Generally, the FIV and FeLV infections are declining in most parts of the world as a result of prevention and vaccination programs. The possible reasons for the higher rates of retroviruses found in our study might be due to lack of any preventive and vaccination program against FIV and FeLV and also, the presence of large population of stray cats and outdoor access of household cats with them that increase the risk of transmission of FIV and FeLV between cat population.
The greater prevalence rates observed in males are in agreement with other studies in USA, Iran19,22,23,24 and Japan where the prevalence of FIV in male pet cats was three times higher than females.18 The prevalence rates were also greater in cats with outdoor access. In a study in Japan, for FIV and FeLV infections, the sero-prevalence tended to be higher in outdoor.18

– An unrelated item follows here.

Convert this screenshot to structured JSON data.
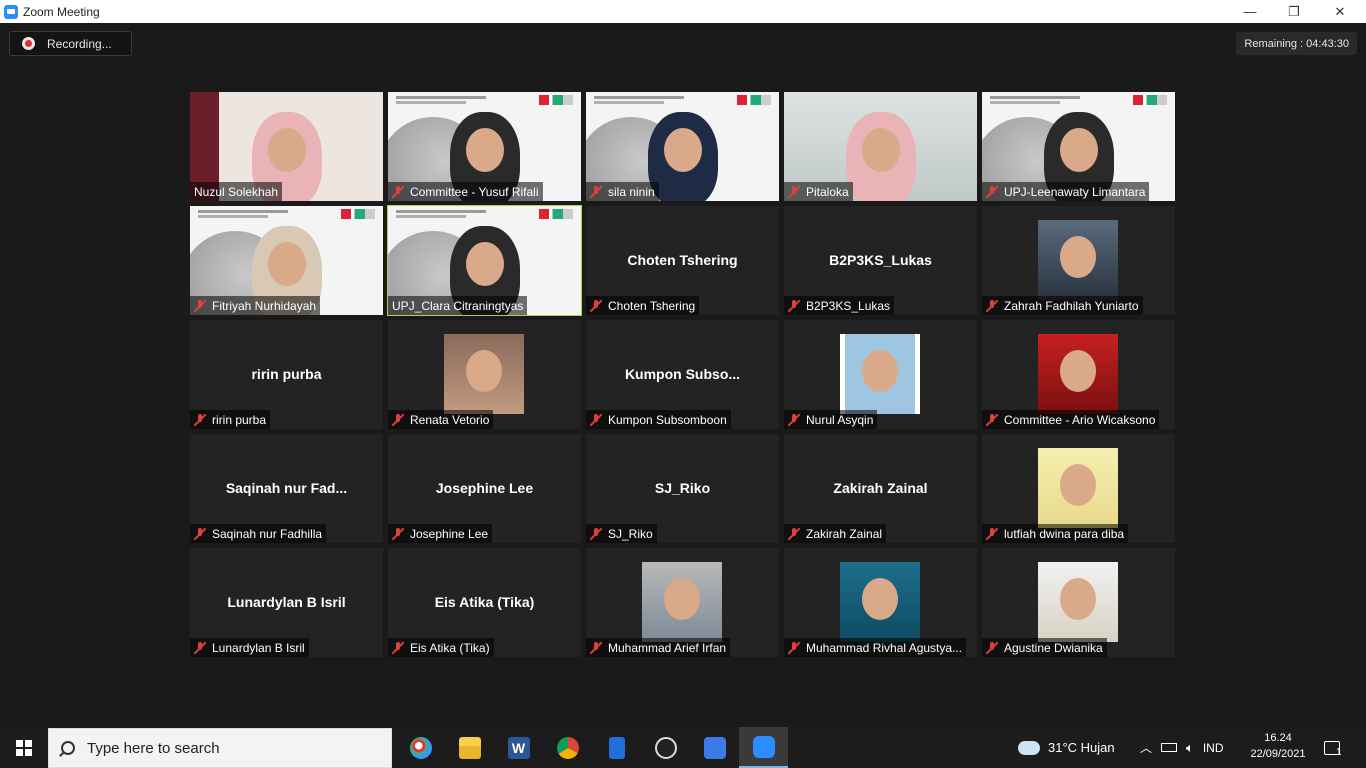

Because of role of retroviruses in immuno-suppression, we studied co-infection of these viruses and FCV and/or FHV-1 to understand the effect of retroviral infections on severity of clinical signs caused by URTD pathogens. FIV was detected in 87.50% and FeLV in all cats showing stomatitis. Results suggests FCV and FIV together may cause stomatitis and FeLV and/or FCV infections in synergism with FIV, enhance the severity of oral cavity disease. Additionally, a study in western Canada showed oral diseases were significantly associated with FIV positivity.25 In 55.00% of cats with corneal ulcers, FHV-1 was not detected but all of them were positive for FIV and FeLV, expressing the systemic immunosuppressive effect of retroviruses that allow microbial invasion to unusual organs. These results are consistent with other reports. In Australia, the prevalence of FeLV was 3.50% in all cats, 1.40% in healthy cats and 6.90% in sick cats. The prevalence of antibodies to FIV was 10.40% in all cats, 4.90% in healthy cats and 16.70% in sick cats attended the veterinary hospital.26 Also, in North Carolina State, 123 cats were tested for FIV antibodies. More clinically ill cats had titers against FIV than did healthy cats (15.00% vs. 3.60%). Previous or current illnesses in these FIV positive cats included several clinical signs such as chronic respiratory tract disease.27 In another investigation in California, 226 cats were studied for FIV, FCV and FeLV prevalence. FIV-infected cats which were co-infected with either FCV or FCV and FeLV, had the highest prevalence of oral cavity infections and the most severe oral lesions.12
Surveillance for FIV was performed in Iran (Tehran) in 1998 for the first time using 105 household cats. Two seropositive cats (1.60%) were detected by enzyme-linked immunosorbent assay. Infected cats were sick and showed signs of upper respiratory infection and stomatitis.28 Our results, suggest that URTD is more observed in cats infected with FIV or FeLV, than cats are not infected by retroviruses.
In conclusion, it seems that FCV plays more important role than FHV-1 in URTD. Cats which are negative for FHV-1 should be sampled periodically, to prove that negative answer is not due to periodic shedding of FHV-1. Disinfection programs in catteries should be performed to control FCV. Totally, it seems FCV and FHV-1 infection rates are higher in FIV or FeLV infected cats than non-infected ones. Besides, new variants of FCV could have caused this high prevalence rate of infection despite mass vaccination in Tehran.
We would like to thank Mohammad Mahdi Ghaffari and Iraj Ashrafi Tamai for their technical assistance. This work was supported by research council of Faculty of Veterinary Medicine of the University of Tehran.